= Description of the task =
Look through the data below and, wherever a line carries the word "insights", please copy that line.

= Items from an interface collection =
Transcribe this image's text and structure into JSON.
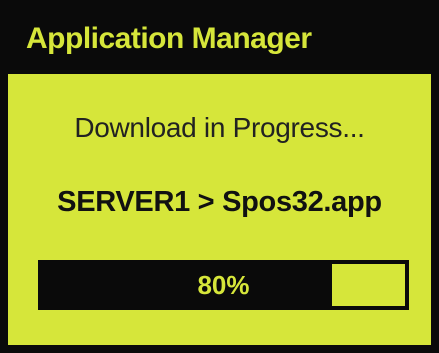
{
  "window": {
    "title": "Application Manager"
  },
  "dialog": {
    "status_text": "Download in Progress...",
    "path_text": "SERVER1 > Spos32.app"
  },
  "progress": {
    "value_percent": 80,
    "label": "80%"
  },
  "colors": {
    "screen_background": "#d6e63a",
    "frame": "#0a0a0a",
    "title_text": "#d6e63a",
    "progress_fill": "#0a0a0a",
    "progress_label": "#d6e63a"
  }
}
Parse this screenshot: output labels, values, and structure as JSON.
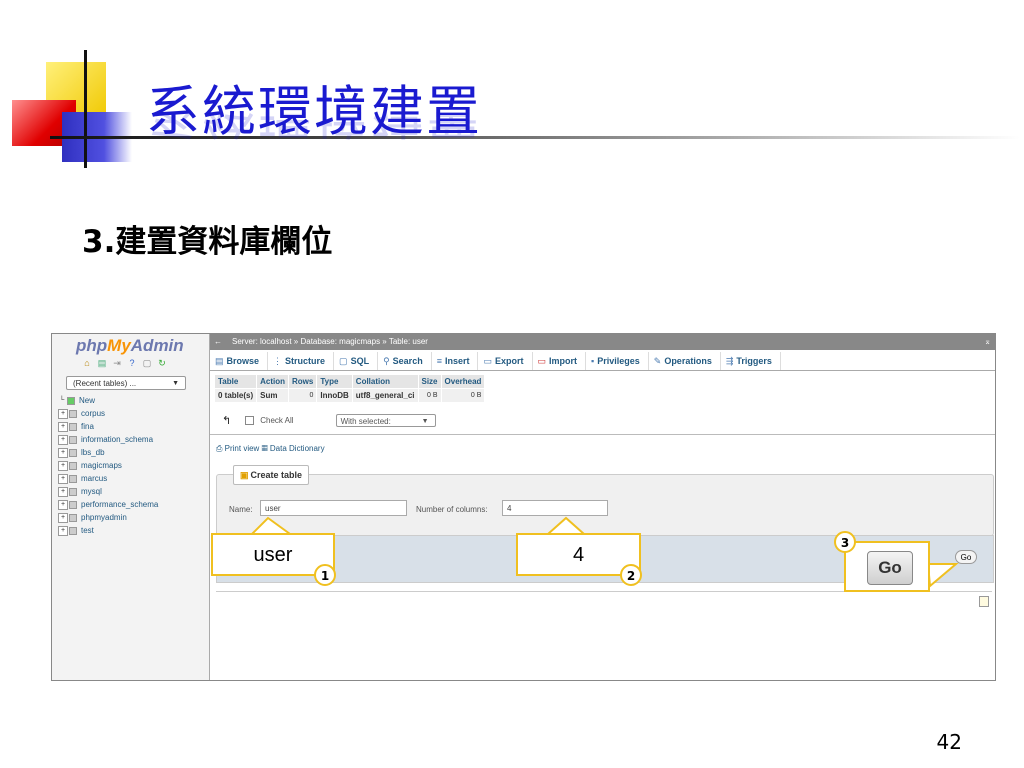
{
  "slide": {
    "title": "系統環境建置",
    "subtitle": "3.建置資料庫欄位",
    "page_number": "42"
  },
  "pma": {
    "logo": {
      "php": "php",
      "my": "My",
      "admin": "Admin"
    },
    "recent_tables": "(Recent tables) ...",
    "databases": [
      "New",
      "corpus",
      "fina",
      "information_schema",
      "lbs_db",
      "magicmaps",
      "marcus",
      "mysql",
      "performance_schema",
      "phpmyadmin",
      "test"
    ],
    "breadcrumb": "Server: localhost » Database: magicmaps » Table: user",
    "tabs": [
      "Browse",
      "Structure",
      "SQL",
      "Search",
      "Insert",
      "Export",
      "Import",
      "Privileges",
      "Operations",
      "Triggers"
    ],
    "table": {
      "headers": [
        "Table",
        "Action",
        "Rows",
        "Type",
        "Collation",
        "Size",
        "Overhead"
      ],
      "row": [
        "0 table(s)",
        "Sum",
        "0",
        "InnoDB",
        "utf8_general_ci",
        "0 B",
        "0 B"
      ]
    },
    "check_all": "Check All",
    "with_selected": "With selected:",
    "print_view": "Print view",
    "data_dictionary": "Data Dictionary",
    "create_table": "Create table",
    "name_label": "Name:",
    "name_value": "user",
    "columns_label": "Number of columns:",
    "columns_value": "4",
    "go_small": "Go"
  },
  "annotations": {
    "callout_1": "user",
    "callout_2": "4",
    "num_1": "1",
    "num_2": "2",
    "num_3": "3",
    "go_big": "Go",
    "accent_color": "#f0c020"
  }
}
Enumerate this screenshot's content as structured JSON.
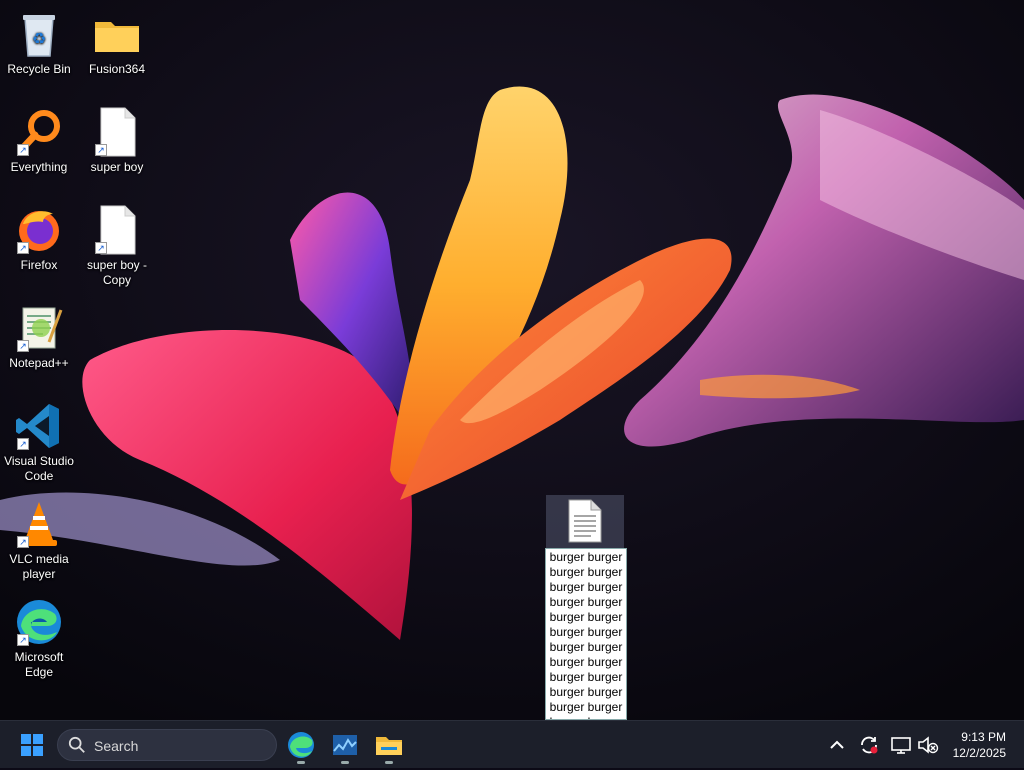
{
  "desktop": {
    "icons": [
      {
        "label": "Recycle Bin",
        "icon": "recycle-bin-icon"
      },
      {
        "label": "Fusion364",
        "icon": "folder-icon"
      },
      {
        "label": "Everything",
        "icon": "everything-icon"
      },
      {
        "label": "super boy",
        "icon": "blank-file-icon"
      },
      {
        "label": "Firefox",
        "icon": "firefox-icon"
      },
      {
        "label": "super boy - Copy",
        "icon": "blank-file-icon"
      },
      {
        "label": "Notepad++",
        "icon": "notepad-plus-plus-icon"
      },
      {
        "label": "Visual Studio Code",
        "icon": "vscode-icon"
      },
      {
        "label": "VLC media player",
        "icon": "vlc-icon"
      },
      {
        "label": "Microsoft Edge",
        "icon": "edge-icon"
      }
    ],
    "selected_file": {
      "icon": "text-file-icon",
      "name_lines": [
        "burger burger",
        "burger burger",
        "burger burger",
        "burger burger",
        "burger burger",
        "burger burger",
        "burger burger",
        "burger burger",
        "burger burger",
        "burger burger",
        "burger burger",
        "burger burger"
      ]
    }
  },
  "taskbar": {
    "start_icon": "windows-start-icon",
    "search": {
      "placeholder": "Search"
    },
    "pinned": [
      {
        "name": "Microsoft Edge",
        "icon": "edge-icon",
        "running": true
      },
      {
        "name": "Task Manager",
        "icon": "task-manager-icon",
        "running": true
      },
      {
        "name": "File Explorer",
        "icon": "file-explorer-icon",
        "running": true
      }
    ],
    "tray": [
      "chevron-up-icon",
      "sync-icon",
      "network-icon",
      "volume-muted-icon"
    ],
    "clock": {
      "time": "9:13 PM",
      "date": "12/2/2025"
    }
  },
  "colors": {
    "taskbar_bg": "#1c1f2a",
    "accent": "#2b8cff"
  }
}
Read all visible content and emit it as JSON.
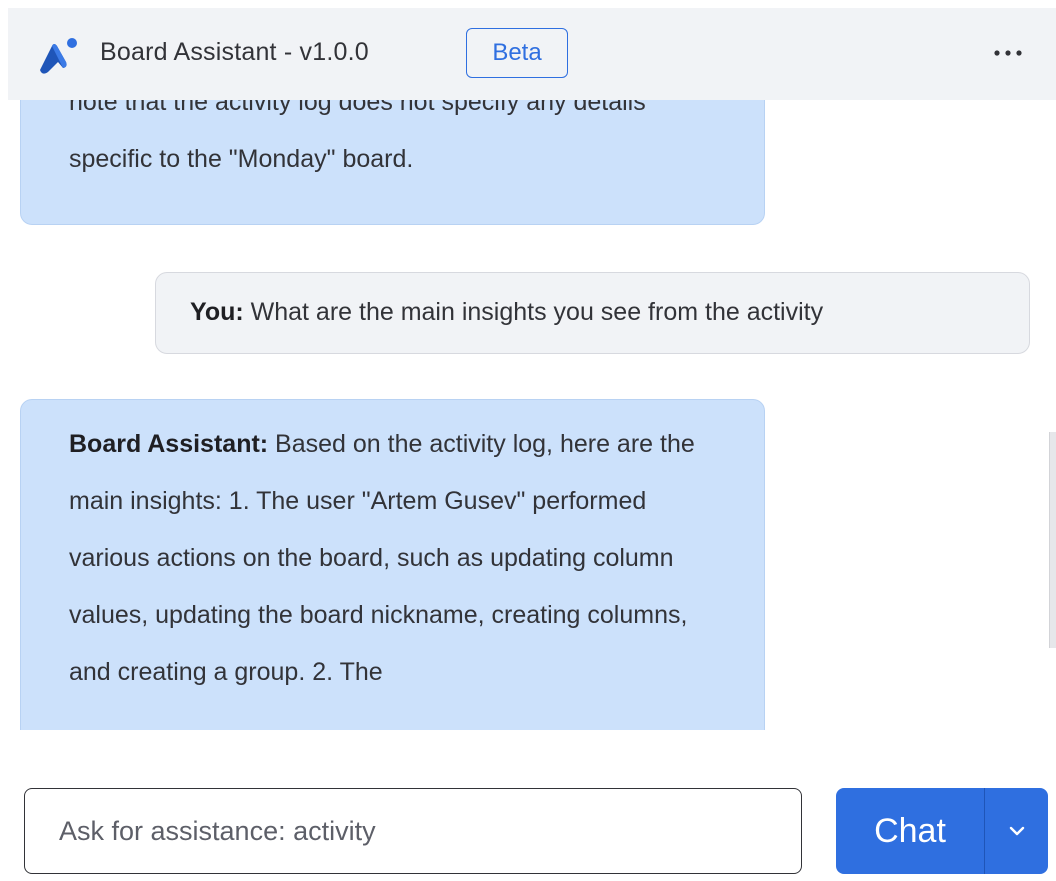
{
  "header": {
    "title": "Board Assistant - v1.0.0",
    "badge": "Beta",
    "more_label": "···"
  },
  "messages": [
    {
      "role": "assistant",
      "speaker": "",
      "text": "note that the activity log does not specify any details specific to the \"Monday\" board."
    },
    {
      "role": "user",
      "speaker": "You:",
      "text": " What are the main insights you see from the activity"
    },
    {
      "role": "assistant",
      "speaker": "Board Assistant:",
      "text": " Based on the activity log, here are the main insights: 1. The user \"Artem Gusev\" performed various actions on the board, such as updating column values, updating the board nickname, creating columns, and creating a group. 2. The"
    }
  ],
  "input": {
    "placeholder": "Ask for assistance: activity",
    "value": ""
  },
  "chat_button": {
    "label": "Chat"
  },
  "colors": {
    "accent": "#2f6fe0",
    "assistant_bubble": "#cce1fb",
    "user_bubble": "#f1f3f6",
    "header_bg": "#f1f3f6"
  },
  "icons": {
    "logo": "board-assistant-logo",
    "more": "more-dots-icon",
    "dropdown": "chevron-down-icon"
  }
}
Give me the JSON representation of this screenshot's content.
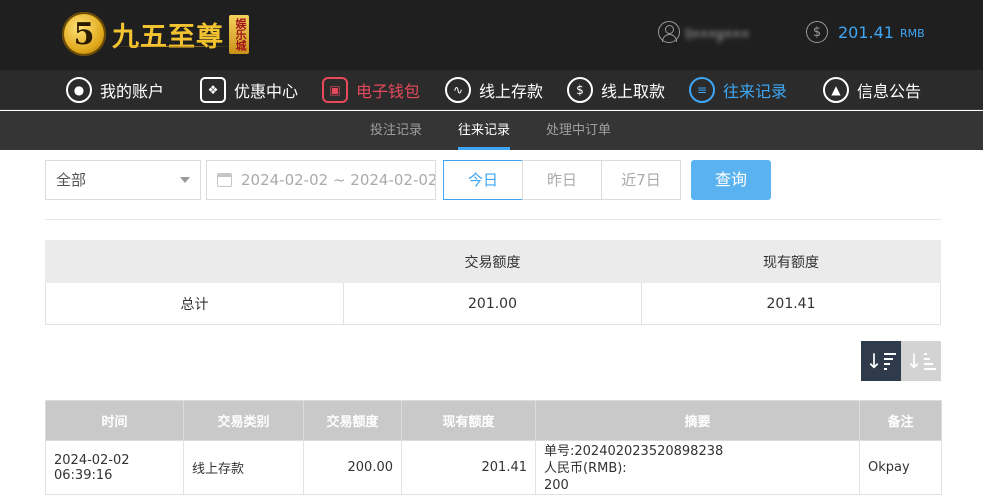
{
  "brand": {
    "logo_digit": "5",
    "name": "九五至尊",
    "sub": "娱乐城"
  },
  "user": {
    "name": "t•••y•••"
  },
  "balance": {
    "amount": "201.41",
    "currency": "RMB"
  },
  "nav": [
    {
      "label": "我的账户",
      "icon": "user-icon"
    },
    {
      "label": "优惠中心",
      "icon": "gift-icon"
    },
    {
      "label": "电子钱包",
      "icon": "wallet-icon"
    },
    {
      "label": "线上存款",
      "icon": "deposit-icon"
    },
    {
      "label": "线上取款",
      "icon": "withdraw-icon"
    },
    {
      "label": "往来记录",
      "icon": "records-icon"
    },
    {
      "label": "信息公告",
      "icon": "bell-icon"
    }
  ],
  "subnav": [
    {
      "label": "投注记录"
    },
    {
      "label": "往来记录"
    },
    {
      "label": "处理中订单"
    }
  ],
  "filter": {
    "type_selected": "全部",
    "date_range": "2024-02-02 ~ 2024-02-02",
    "quick": [
      "今日",
      "昨日",
      "近7日"
    ],
    "query_label": "查询"
  },
  "summary": {
    "headers": [
      "",
      "交易额度",
      "现有额度"
    ],
    "row": [
      "总计",
      "201.00",
      "201.41"
    ]
  },
  "records": {
    "headers": [
      "时间",
      "交易类别",
      "交易额度",
      "现有额度",
      "摘要",
      "备注"
    ],
    "rows": [
      {
        "time": "2024-02-02 06:39:16",
        "type": "线上存款",
        "amount": "200.00",
        "balance": "201.41",
        "summary_line1": "单号:202402023520898238",
        "summary_line2": "人民币(RMB):",
        "summary_line3": "200",
        "note": "Okpay"
      }
    ]
  },
  "colors": {
    "accent": "#3ea6f5",
    "wallet": "#e8495c",
    "gold": "#f2c230",
    "header_bg": "#1f1f1f"
  }
}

= Reply =
      "text": " What are the main insights you see from the activity"
      "text": " Based on the activity log, here are the main insights: 1. The user \"Artem Gusev\" performed various actions on the board, such as updating column values, updating the board nickname, creating columns, and creating a group. 2. The"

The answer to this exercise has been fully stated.